A trickle of light flows in and catches on my clothes. I pinch the light between my fingers, but grab only the cotton fray in my sweater. The speck of light continues to saturate. The paper clip I used to scrape my wrist lies next to me – I imagine it has absorbed the fear, the guilt, the pain.
I would have cut deeper, but then someone would notice. And maybe the fear of being found would hurt much worse. The pain comes in waves like an ocean nearing high tide. The pain of the wound and the pain of my inside feelings clash with each other and I can no longer decipher between the two.
At 13, I was hurt in every which way it came.
God’s promise states: “My grace is all you need. My power works best in weakness.” Although I didn’t know that verse by heart then, I know it full well now at 37. I know when I look back at a time when I wanted to give up so much, God sat right beside me trickling in from a barely open window, catching on my clothes, wanting me to know he could cover it all.

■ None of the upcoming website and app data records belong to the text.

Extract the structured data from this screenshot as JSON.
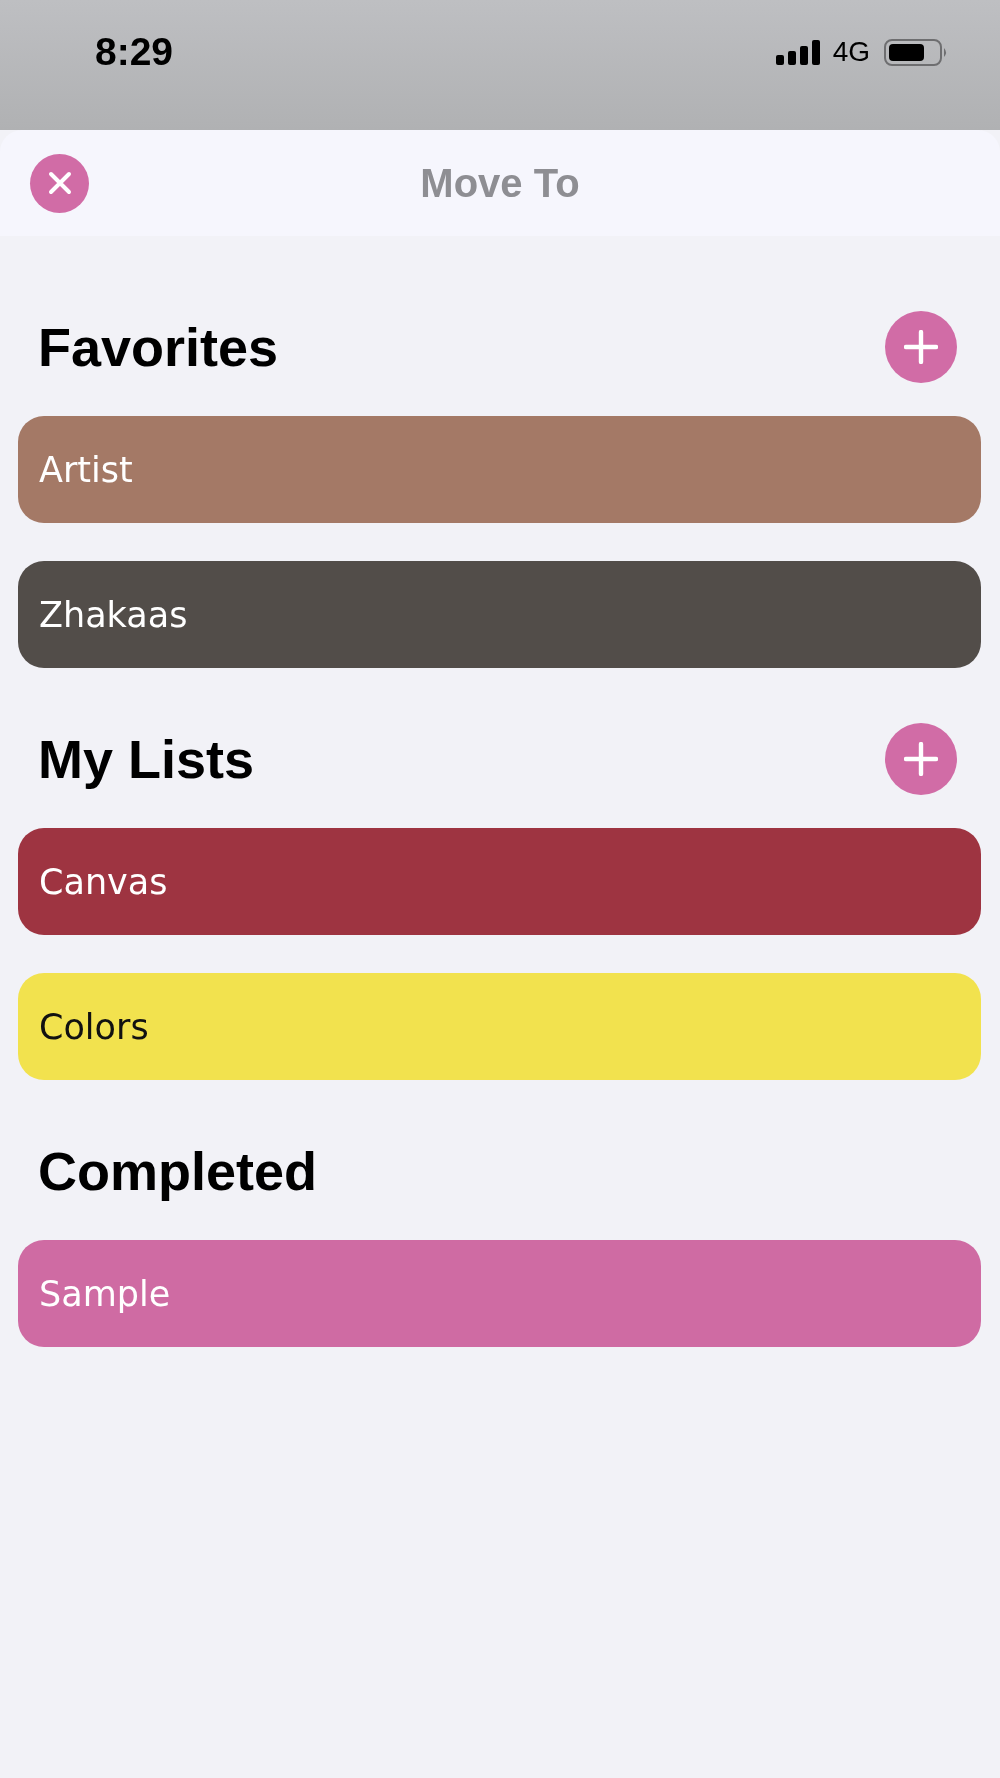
{
  "status_bar": {
    "time": "8:29",
    "network": "4G"
  },
  "header": {
    "title": "Move To"
  },
  "sections": [
    {
      "title": "Favorites",
      "add_button": true,
      "lists": [
        {
          "name": "Artist",
          "color": "#a47966"
        },
        {
          "name": "Zhakaas",
          "color": "#524d49"
        }
      ]
    },
    {
      "title": "My Lists",
      "add_button": true,
      "lists": [
        {
          "name": "Canvas",
          "color": "#9e3441"
        },
        {
          "name": "Colors",
          "color": "#f2e24e"
        }
      ]
    },
    {
      "title": "Completed",
      "add_button": false,
      "lists": [
        {
          "name": "Sample",
          "color": "#cf6ba3"
        }
      ]
    }
  ]
}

Friends, sometimes it’s hard to know that God speaks to us. It’s hard to see the light in such a dark place. In retrospect, God has always been there. When we claim Jesus, we can see all the times he filtered through. Not too bright and not too silent.
I used to confuse miracles as great bursts of light saving someone from an infinite death, but for me, miracles are woven into the fabric of our being. This great miracle unfolded for the next 20 years. Slowly, God worked on my heart. He worked on my ability to rationalize between pain and fear. God taught me to walk toward him instead of looking at my flesh as if it was the enemy. The flesh is not our enemy. It is what God gave us to inhabit on this earth. It is his vessel for walking in light through this world.
“I praise you because I am fearfully and wonderfully made; your works are wonderful, I know that full well.” Psalm 13414 (NIV)
God needed me to take 20 years to understand his faithfulness. He needed me to walk in trenches and mud puddles so that one day I would understand how that hurt could help someone else. There have been a handful of people near and dear to my heart whom have walked through cutting. I have been blessed to be able to speak to that mess. And although the miracle is not sudden, I know God will need to work in them, as he did in me, before the light is fully expressed.
Now, when pain begins to rise like high tide, I look out of the window. I close my eyes and remember when the light caught on my sweater at 13 years old. I remember the paper clip sitting next to me. I remember the tears streaking down my face because I wanted someone to hear me. God was there. And he never left.
Carolina Hinojosa-Cisneros is a mama, wife, writer, and sharer of light at cisneroscafe.com. Her work has appeared in the Acentos Review, Mudroom, Lookout Magazine and others. Her roots grow deep in San Antonio, Texas.